Mbezi, Dar es Salaam, May 9, 2023 | #RenewableEnergyFinancing
At the heart of Tanzania’s educational landscape stands Okoka Mwapuja, the proud founder of the accredited Mount Rungwe Pre and Primary School. Yet, Mwapuja’s vision transcends academic endeavors; he is ardently dedicated to environmental conservation, viewing renewable energy as a cornerstone of sustainability.
For two years, Mwapuja has been an active participant in a renewable energy initiative, trading traditional charcoal and firewood for cleaner energy alternatives. Within his household, the transition to gas use has proved both cost-effective and environmentally conscious, stretching a 400-liter cylinder over four months. Contrastingly, reliance on charcoal alone previously cost him a staggering one million shillings bi-monthly.
Renewable energy’s transformative influence is equally evident in Mwapuja’s school. Once reliant on the ecologically taxing firewood to prepare meals for students, the school now harnesses gas, slashing expenses. Notably, firewood remains reserved for dishes necessitating prolonged cooking, like beans and maize.
“Despite the initial cost disparity between renewables and conventional sources like charcoal, the long-term benefits of clean energy are immense,” Mwapuja observed.
However, he acknowledges the need for further insights into the optimal energy sources for varying vehicles and culinary methods, keen to maximize efficiency in every domain.
Motivating Mwapuja’s shift to renewables is the devastating environmental toll of deforestation and the health repercussions of charcoal and firewood usage. He emphasized the climatic implications of smoke from firewood, posing threats to both human health and global ecosystems.
Mwapuja passionately advocates for Tanzanians to pivot to renewable energies, aligning with governmental endeavors to curtail deforestation and bolster reforestation. “Embracing clean energy sources is a potent avenue to reinforce these national initiatives,” he emphasized.
Thanks to the renewable energy initiative, Mwapuja availed a ten-million-shilling loan, personally contributing a million. Having repaid this sum in entirety, he now reaps the rewards of a greener energy paradigm. While conceding that certain financial institutions, such as Maendeleo Bank of Tanzania, present arduous loan acquisition processes, he remains optimistic that refined policies will streamline these transactions.
Gazing ahead, Mwapuja envisions broadening his renewable energy repertoire, identifying water harvesting and purification projects as invaluable community assets.
Mwapuja fervently declares, “Renewable energy is the beacon lighting our path forward, safeguarding our environment while bolstering efficiency and curtailing costs.”
Echoing this sentiment, TAMFI’s CEO Winnie Terry extols Mwapuja’s journey as a testament to renewable energy’s multifaceted advantages. “His story accentuates the urgency for comprehensive education on renewable energy. Equipped with knowledge, countless individuals and enterprises can transition towards a cleaner, sustainable future,” she highlighted.

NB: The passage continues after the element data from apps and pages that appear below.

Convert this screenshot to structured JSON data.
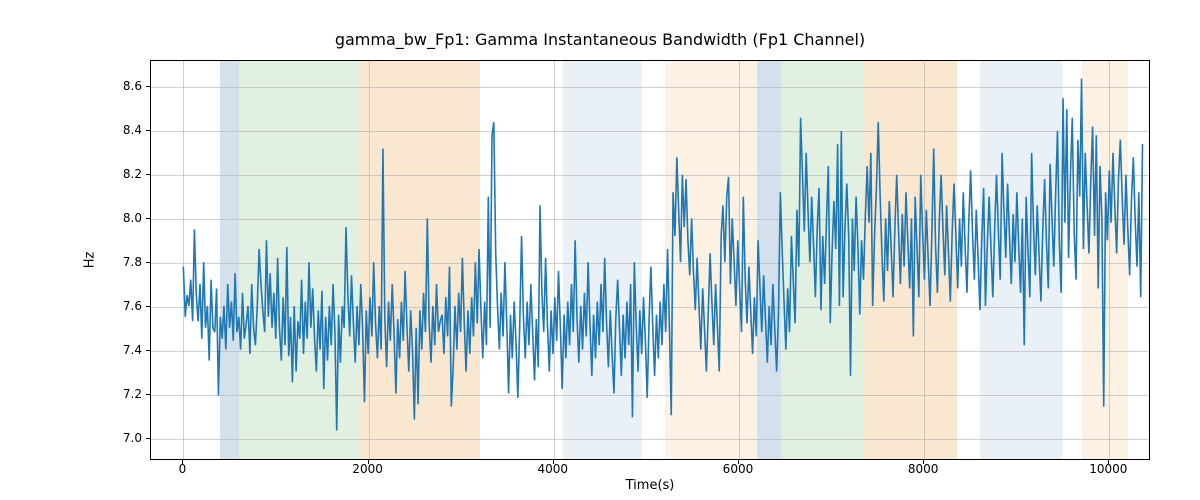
{
  "chart_data": {
    "type": "line",
    "title": "gamma_bw_Fp1: Gamma Instantaneous Bandwidth (Fp1 Channel)",
    "xlabel": "Time(s)",
    "ylabel": "Hz",
    "xlim": [
      -350,
      10450
    ],
    "ylim": [
      6.9,
      8.72
    ],
    "xticks": [
      0,
      2000,
      4000,
      6000,
      8000,
      10000
    ],
    "yticks": [
      7.0,
      7.2,
      7.4,
      7.6,
      7.8,
      8.0,
      8.2,
      8.4,
      8.6
    ],
    "grid": true,
    "bands": [
      {
        "x0": 400,
        "x1": 600,
        "color": "#b8cde0"
      },
      {
        "x0": 600,
        "x1": 1900,
        "color": "#cfe6cf"
      },
      {
        "x0": 1900,
        "x1": 3200,
        "color": "#f7d7b0"
      },
      {
        "x0": 4100,
        "x1": 4950,
        "color": "#dbe7f0"
      },
      {
        "x0": 5200,
        "x1": 6200,
        "color": "#fbe8d0"
      },
      {
        "x0": 6200,
        "x1": 6450,
        "color": "#b8cde0"
      },
      {
        "x0": 6450,
        "x1": 7350,
        "color": "#cfe6cf"
      },
      {
        "x0": 7350,
        "x1": 8350,
        "color": "#f7d7b0"
      },
      {
        "x0": 8600,
        "x1": 9500,
        "color": "#dbe7f0"
      },
      {
        "x0": 9700,
        "x1": 10200,
        "color": "#fbe8d0"
      }
    ],
    "series": [
      {
        "name": "gamma_bw_Fp1",
        "color": "#1f77b4",
        "x_start": 0,
        "x_step": 20,
        "y": [
          7.78,
          7.55,
          7.65,
          7.6,
          7.72,
          7.53,
          7.95,
          7.65,
          7.53,
          7.7,
          7.45,
          7.8,
          7.5,
          7.6,
          7.35,
          7.72,
          7.5,
          7.48,
          7.68,
          7.19,
          7.55,
          7.45,
          7.6,
          7.4,
          7.7,
          7.5,
          7.62,
          7.44,
          7.75,
          7.48,
          7.55,
          7.4,
          7.66,
          7.45,
          7.52,
          7.6,
          7.38,
          7.7,
          7.5,
          7.42,
          7.6,
          7.86,
          7.7,
          7.58,
          7.48,
          7.9,
          7.55,
          7.75,
          7.5,
          7.66,
          7.45,
          7.82,
          7.5,
          7.35,
          7.64,
          7.42,
          7.87,
          7.37,
          7.55,
          7.25,
          7.6,
          7.3,
          7.53,
          7.45,
          7.72,
          7.38,
          7.62,
          7.45,
          7.8,
          7.5,
          7.68,
          7.45,
          7.3,
          7.58,
          7.4,
          7.67,
          7.22,
          7.55,
          7.35,
          7.6,
          7.42,
          7.7,
          7.48,
          7.03,
          7.56,
          7.34,
          7.6,
          7.5,
          7.96,
          7.66,
          7.46,
          7.74,
          7.52,
          7.34,
          7.6,
          7.42,
          7.7,
          7.5,
          7.16,
          7.58,
          7.38,
          7.64,
          7.46,
          7.8,
          7.52,
          7.36,
          7.6,
          7.4,
          8.32,
          7.54,
          7.32,
          7.62,
          7.44,
          7.7,
          7.48,
          7.2,
          7.54,
          7.36,
          7.62,
          7.44,
          7.76,
          7.5,
          7.3,
          7.58,
          7.4,
          7.08,
          7.5,
          7.15,
          7.58,
          7.4,
          7.66,
          7.48,
          8.0,
          7.52,
          7.34,
          7.6,
          7.42,
          7.7,
          7.48,
          7.53,
          7.56,
          7.38,
          7.64,
          7.46,
          7.78,
          7.14,
          7.32,
          7.6,
          7.4,
          7.66,
          7.48,
          7.82,
          7.52,
          7.3,
          7.58,
          7.38,
          7.64,
          7.46,
          7.8,
          7.52,
          7.86,
          7.58,
          7.36,
          7.62,
          7.42,
          8.1,
          7.5,
          8.38,
          8.44,
          7.84,
          7.6,
          7.4,
          7.66,
          7.46,
          7.8,
          7.52,
          7.2,
          7.56,
          7.36,
          7.62,
          7.44,
          7.18,
          7.5,
          7.92,
          7.56,
          7.36,
          7.62,
          7.42,
          7.7,
          7.48,
          7.26,
          7.54,
          7.32,
          8.06,
          7.66,
          7.48,
          7.82,
          7.52,
          7.3,
          7.58,
          7.38,
          7.64,
          7.44,
          7.76,
          7.5,
          7.22,
          7.56,
          7.36,
          7.62,
          7.42,
          7.7,
          7.48,
          7.9,
          7.54,
          7.34,
          7.6,
          7.4,
          7.66,
          7.46,
          7.8,
          7.52,
          7.28,
          7.56,
          7.36,
          7.62,
          7.42,
          7.7,
          7.48,
          7.82,
          7.52,
          7.32,
          7.58,
          7.38,
          7.2,
          7.54,
          7.72,
          7.5,
          7.28,
          7.56,
          7.36,
          7.62,
          7.42,
          7.7,
          7.09,
          7.8,
          7.52,
          7.3,
          7.58,
          7.38,
          7.64,
          7.44,
          7.18,
          7.54,
          7.78,
          7.5,
          7.28,
          7.56,
          7.36,
          7.62,
          7.42,
          7.7,
          7.48,
          7.86,
          7.52,
          7.1,
          8.12,
          7.92,
          8.28,
          8.04,
          7.8,
          8.2,
          7.96,
          8.18,
          7.9,
          7.74,
          8.0,
          7.76,
          7.58,
          7.82,
          7.6,
          7.4,
          7.68,
          7.5,
          7.3,
          7.56,
          7.84,
          7.62,
          7.42,
          7.7,
          7.5,
          7.3,
          7.92,
          8.06,
          7.8,
          8.1,
          8.19,
          7.7,
          8.0,
          7.8,
          7.6,
          7.9,
          7.68,
          7.48,
          8.1,
          7.72,
          7.52,
          7.78,
          7.58,
          7.38,
          7.64,
          7.46,
          7.9,
          7.68,
          7.48,
          7.74,
          7.54,
          7.34,
          7.6,
          7.42,
          7.7,
          7.5,
          7.3,
          7.56,
          8.12,
          7.86,
          7.62,
          7.4,
          7.68,
          7.48,
          7.92,
          7.72,
          7.52,
          8.04,
          7.78,
          8.46,
          8.2,
          7.94,
          8.3,
          8.04,
          7.8,
          8.1,
          7.88,
          7.64,
          7.96,
          8.14,
          7.58,
          7.92,
          7.7,
          8.0,
          8.24,
          7.52,
          7.84,
          8.08,
          7.86,
          8.34,
          7.6,
          8.4,
          7.64,
          7.96,
          8.16,
          7.92,
          7.28,
          8.0,
          7.76,
          8.1,
          7.88,
          7.56,
          7.9,
          7.72,
          8.0,
          8.24,
          7.98,
          8.3,
          7.6,
          7.92,
          8.14,
          8.44,
          8.1,
          7.84,
          7.62,
          8.0,
          7.76,
          8.08,
          7.86,
          7.64,
          7.96,
          8.2,
          7.94,
          7.7,
          8.02,
          7.78,
          8.12,
          7.9,
          7.68,
          8.0,
          7.46,
          8.1,
          7.86,
          7.64,
          8.2,
          7.94,
          7.72,
          8.04,
          7.82,
          7.6,
          7.92,
          8.32,
          7.88,
          7.66,
          7.98,
          8.2,
          7.96,
          7.74,
          8.06,
          7.84,
          7.62,
          7.94,
          8.16,
          7.92,
          7.68,
          8.0,
          7.78,
          8.12,
          7.88,
          7.66,
          7.98,
          8.22,
          7.94,
          7.72,
          8.04,
          7.82,
          7.58,
          7.9,
          8.14,
          7.6,
          7.88,
          8.1,
          7.86,
          7.64,
          7.96,
          8.2,
          7.94,
          7.72,
          8.3,
          8.04,
          7.82,
          8.16,
          7.92,
          7.7,
          8.02,
          7.8,
          8.12,
          7.88,
          7.66,
          8.0,
          7.42,
          8.1,
          7.86,
          7.64,
          8.3,
          7.96,
          7.74,
          8.06,
          7.84,
          7.62,
          7.94,
          8.18,
          7.9,
          7.68,
          8.25,
          8.0,
          7.78,
          8.12,
          8.4,
          7.88,
          7.66,
          8.55,
          7.98,
          8.5,
          7.82,
          8.2,
          8.46,
          7.94,
          7.72,
          8.36,
          8.1,
          8.64,
          7.86,
          8.3,
          8.06,
          7.84,
          8.18,
          8.42,
          7.92,
          8.38,
          7.68,
          8.24,
          8.0,
          7.14,
          8.12,
          7.9,
          8.22,
          7.98,
          8.3,
          8.06,
          7.84,
          8.18,
          8.36,
          8.1,
          7.88,
          8.2,
          7.96,
          7.74,
          8.08,
          8.28,
          8.0,
          7.78,
          8.12,
          7.64,
          8.34
        ]
      }
    ]
  }
}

This triumphant tale stems from the “Energy Access: Building an Innovative Financial Ecosystem for Enterprises and End Users” initiative, championed by TAMFI and generously sponsored by the C.S. Mott Foundation. Central to this project is fostering awareness and enlightening financial stakeholders on decentralized renewable energy’s merits, emphasizing its pivotal role in fortifying reliability while minimizing production expenses.